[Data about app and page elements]

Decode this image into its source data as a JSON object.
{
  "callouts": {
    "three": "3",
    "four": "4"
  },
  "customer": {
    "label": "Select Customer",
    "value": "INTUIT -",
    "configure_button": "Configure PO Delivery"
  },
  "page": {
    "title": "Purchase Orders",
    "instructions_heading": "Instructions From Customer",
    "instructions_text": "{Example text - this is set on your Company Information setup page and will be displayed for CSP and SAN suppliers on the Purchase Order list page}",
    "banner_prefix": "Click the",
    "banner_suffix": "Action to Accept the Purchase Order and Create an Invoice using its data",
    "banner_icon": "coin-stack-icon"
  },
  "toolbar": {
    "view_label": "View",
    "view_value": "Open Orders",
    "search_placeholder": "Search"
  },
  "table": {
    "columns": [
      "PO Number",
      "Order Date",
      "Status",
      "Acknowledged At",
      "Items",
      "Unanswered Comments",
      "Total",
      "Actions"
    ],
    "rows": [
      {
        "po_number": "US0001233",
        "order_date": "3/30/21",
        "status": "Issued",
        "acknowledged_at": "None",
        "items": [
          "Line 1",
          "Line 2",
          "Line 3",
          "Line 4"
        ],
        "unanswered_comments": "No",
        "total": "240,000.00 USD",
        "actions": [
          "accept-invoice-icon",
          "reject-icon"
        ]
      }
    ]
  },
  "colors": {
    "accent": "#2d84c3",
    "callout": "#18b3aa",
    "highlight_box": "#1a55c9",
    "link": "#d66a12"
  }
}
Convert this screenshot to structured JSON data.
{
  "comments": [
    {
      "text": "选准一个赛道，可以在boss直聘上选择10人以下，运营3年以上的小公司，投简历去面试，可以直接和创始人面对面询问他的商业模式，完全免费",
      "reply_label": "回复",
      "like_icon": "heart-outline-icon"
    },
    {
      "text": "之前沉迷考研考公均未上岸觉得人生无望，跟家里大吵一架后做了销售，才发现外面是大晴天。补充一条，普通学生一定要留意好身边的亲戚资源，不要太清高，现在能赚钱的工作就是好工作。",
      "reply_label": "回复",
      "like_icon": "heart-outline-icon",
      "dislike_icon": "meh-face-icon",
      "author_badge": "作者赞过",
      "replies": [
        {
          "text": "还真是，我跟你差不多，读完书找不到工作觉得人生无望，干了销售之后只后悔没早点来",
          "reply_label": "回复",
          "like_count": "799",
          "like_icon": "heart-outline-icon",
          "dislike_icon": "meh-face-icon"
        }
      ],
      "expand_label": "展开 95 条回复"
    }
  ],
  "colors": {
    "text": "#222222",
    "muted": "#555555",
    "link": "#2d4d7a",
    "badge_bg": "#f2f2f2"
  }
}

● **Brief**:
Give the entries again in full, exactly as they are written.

● **Response**:
Decode this image into its source data as a JSON object.
{
  "callouts": {
    "three": "3",
    "four": "4"
  },
  "customer": {
    "label": "Select Customer",
    "value": "INTUIT -",
    "configure_button": "Configure PO Delivery"
  },
  "page": {
    "title": "Purchase Orders",
    "instructions_heading": "Instructions From Customer",
    "instructions_text": "{Example text - this is set on your Company Information setup page and will be displayed for CSP and SAN suppliers on the Purchase Order list page}",
    "banner_prefix": "Click the",
    "banner_suffix": "Action to Accept the Purchase Order and Create an Invoice using its data",
    "banner_icon": "coin-stack-icon"
  },
  "toolbar": {
    "view_label": "View",
    "view_value": "Open Orders",
    "search_placeholder": "Search"
  },
  "table": {
    "columns": [
      "PO Number",
      "Order Date",
      "Status",
      "Acknowledged At",
      "Items",
      "Unanswered Comments",
      "Total",
      "Actions"
    ],
    "rows": [
      {
        "po_number": "US0001233",
        "order_date": "3/30/21",
        "status": "Issued",
        "acknowledged_at": "None",
        "items": [
          "Line 1",
          "Line 2",
          "Line 3",
          "Line 4"
        ],
        "unanswered_comments": "No",
        "total": "240,000.00 USD",
        "actions": [
          "accept-invoice-icon",
          "reject-icon"
        ]
      }
    ]
  },
  "colors": {
    "accent": "#2d84c3",
    "callout": "#18b3aa",
    "highlight_box": "#1a55c9",
    "link": "#d66a12"
  }
}
Convert this screenshot to structured JSON data.
{
  "comments": [
    {
      "text": "选准一个赛道，可以在boss直聘上选择10人以下，运营3年以上的小公司，投简历去面试，可以直接和创始人面对面询问他的商业模式，完全免费",
      "reply_label": "回复",
      "like_icon": "heart-outline-icon"
    },
    {
      "text": "之前沉迷考研考公均未上岸觉得人生无望，跟家里大吵一架后做了销售，才发现外面是大晴天。补充一条，普通学生一定要留意好身边的亲戚资源，不要太清高，现在能赚钱的工作就是好工作。",
      "reply_label": "回复",
      "like_icon": "heart-outline-icon",
      "dislike_icon": "meh-face-icon",
      "author_badge": "作者赞过",
      "replies": [
        {
          "text": "还真是，我跟你差不多，读完书找不到工作觉得人生无望，干了销售之后只后悔没早点来",
          "reply_label": "回复",
          "like_count": "799",
          "like_icon": "heart-outline-icon",
          "dislike_icon": "meh-face-icon"
        }
      ],
      "expand_label": "展开 95 条回复"
    }
  ],
  "colors": {
    "text": "#222222",
    "muted": "#555555",
    "link": "#2d4d7a",
    "badge_bg": "#f2f2f2"
  }
}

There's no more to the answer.